On the most testosterone laced day of the year — while men cheered, sucked down beers, and loosened their pants — feminists went on Twitter to comment on the cultural phenomena occurring all around them. As one twitterer noted, “Fact: About 40 million women – of 100 million viewers – watch the #SuperBowl.”
Under the hashtag #femsuperbowl, empowered women found solace in open commentary about what they saw as the most offensive components of Super Bowl Sunday.
The top grievances of the night were less about the game and the propriety of allowing accused rapist Ben Roethlisberger on the field and more about the sexism of the commercials. The top offenders: GoDaddy.com, which featured close ups of a woman’s body parts; Pepsi Max, which suggested men will only stop thinking about sex when given a Pepsi Max; and Cars.com in which talking cars joked about a presumably female car with her top off.
Of course the offensive nature of the ads did not detract from those who saw the entire thing as one giant anti-women display.
“Friend asked is #Superbowl sexist or commercials around it? Ans: All of it! The simple fact that only mens team play is sexist#femsuperbowl,” tweeted Morgane_R.
It was for just Morgane_R’s reasoning that Tifcard was thrilled to be without television Sunday night.
“So glad TV isn’t working! It’s 1 thing 2 be subjucated 2 ‘ism’s’ thruout the day but min after min #superbowl & commercials?#femsuperbowl,” Tifcard tweeted.
Though much of the attention was on the commercials, Ben Roethlisberger did not get off scot-free.

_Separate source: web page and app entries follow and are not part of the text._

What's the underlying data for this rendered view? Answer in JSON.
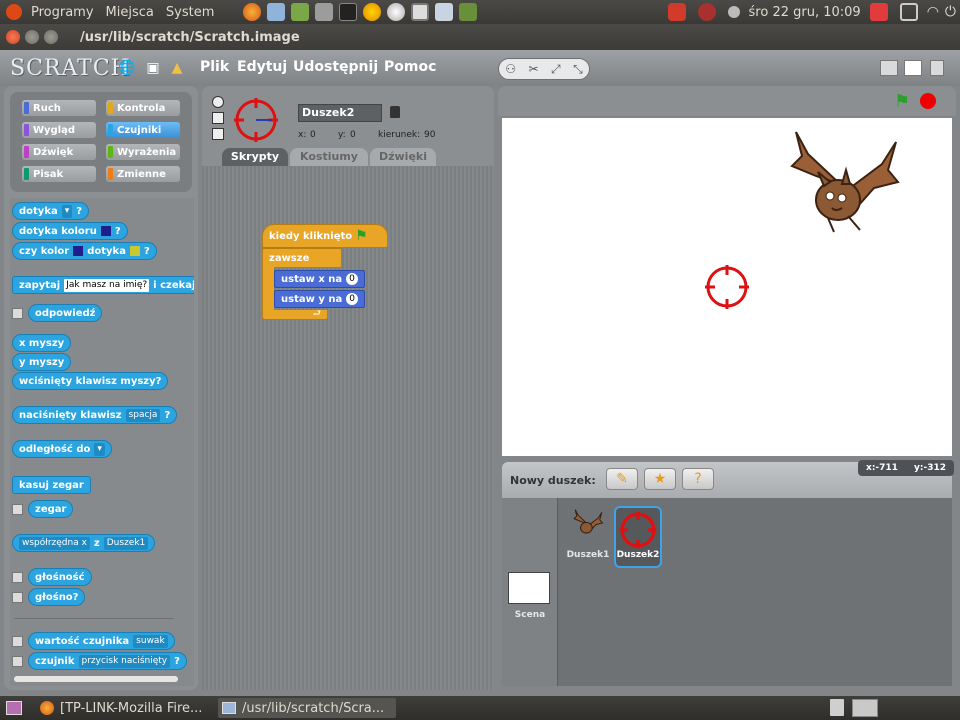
{
  "top_panel": {
    "menus": [
      "Programy",
      "Miejsca",
      "System"
    ],
    "clock": "śro 22 gru, 10:09"
  },
  "window": {
    "title": "/usr/lib/scratch/Scratch.image"
  },
  "menubar": {
    "logo": "SCRATCH",
    "items": [
      "Plik",
      "Edytuj",
      "Udostępnij",
      "Pomoc"
    ]
  },
  "categories": [
    {
      "label": "Ruch",
      "color": "#4a6cd4"
    },
    {
      "label": "Kontrola",
      "color": "#e1a91a"
    },
    {
      "label": "Wygląd",
      "color": "#8a55d7"
    },
    {
      "label": "Czujniki",
      "color": "#2ca4e0",
      "selected": true
    },
    {
      "label": "Dźwięk",
      "color": "#bb42c3"
    },
    {
      "label": "Wyrażenia",
      "color": "#5cb712"
    },
    {
      "label": "Pisak",
      "color": "#0e9a6c"
    },
    {
      "label": "Zmienne",
      "color": "#ee7d16"
    }
  ],
  "blocks": {
    "touching": "dotyka",
    "touching_color": "dotyka koloru",
    "color_touching_a": "czy kolor",
    "color_touching_b": "dotyka",
    "q": "?",
    "ask": "zapytaj",
    "ask_default": "Jak masz na imię?",
    "ask_wait": "i czekaj",
    "answer": "odpowiedź",
    "mouse_x": "x myszy",
    "mouse_y": "y myszy",
    "mouse_down": "wciśnięty klawisz myszy?",
    "key_pressed": "naciśnięty klawisz",
    "key_option": "spacja",
    "distance": "odległość do",
    "reset_timer": "kasuj zegar",
    "timer": "zegar",
    "attr_option": "współrzędna x",
    "attr_of": "z",
    "attr_sprite": "Duszek1",
    "loudness": "głośność",
    "loud": "głośno?",
    "sensor_value": "wartość czujnika",
    "sensor_value_option": "suwak",
    "sensor": "czujnik",
    "sensor_option": "przycisk naciśnięty"
  },
  "sprite": {
    "name": "Duszek2",
    "x_label": "x:",
    "x": "0",
    "y_label": "y:",
    "y": "0",
    "dir_label": "kierunek:",
    "direction": "90"
  },
  "tabs": [
    "Skrypty",
    "Kostiumy",
    "Dźwięki"
  ],
  "script": {
    "hat": "kiedy kliknięto",
    "forever": "zawsze",
    "set_x": "ustaw x na",
    "set_x_val": "0",
    "set_y": "ustaw y na",
    "set_y_val": "0"
  },
  "stage": {
    "mouse_x_label": "x:",
    "mouse_x": "-711",
    "mouse_y_label": "y:",
    "mouse_y": "-312"
  },
  "new_sprite": {
    "label": "Nowy duszek:"
  },
  "corral": {
    "stage_label": "Scena",
    "sprites": [
      "Duszek1",
      "Duszek2"
    ]
  },
  "taskbar": {
    "tasks": [
      "[TP-LINK-Mozilla Fire...",
      "/usr/lib/scratch/Scra..."
    ]
  }
}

There were a few women who singled him out for special criticism.
“There’s no hit or sack that compares to the violence that Ben Worthlessberger does to women. #femsuperbowl,” wrote LFB27.
See some of the comments here: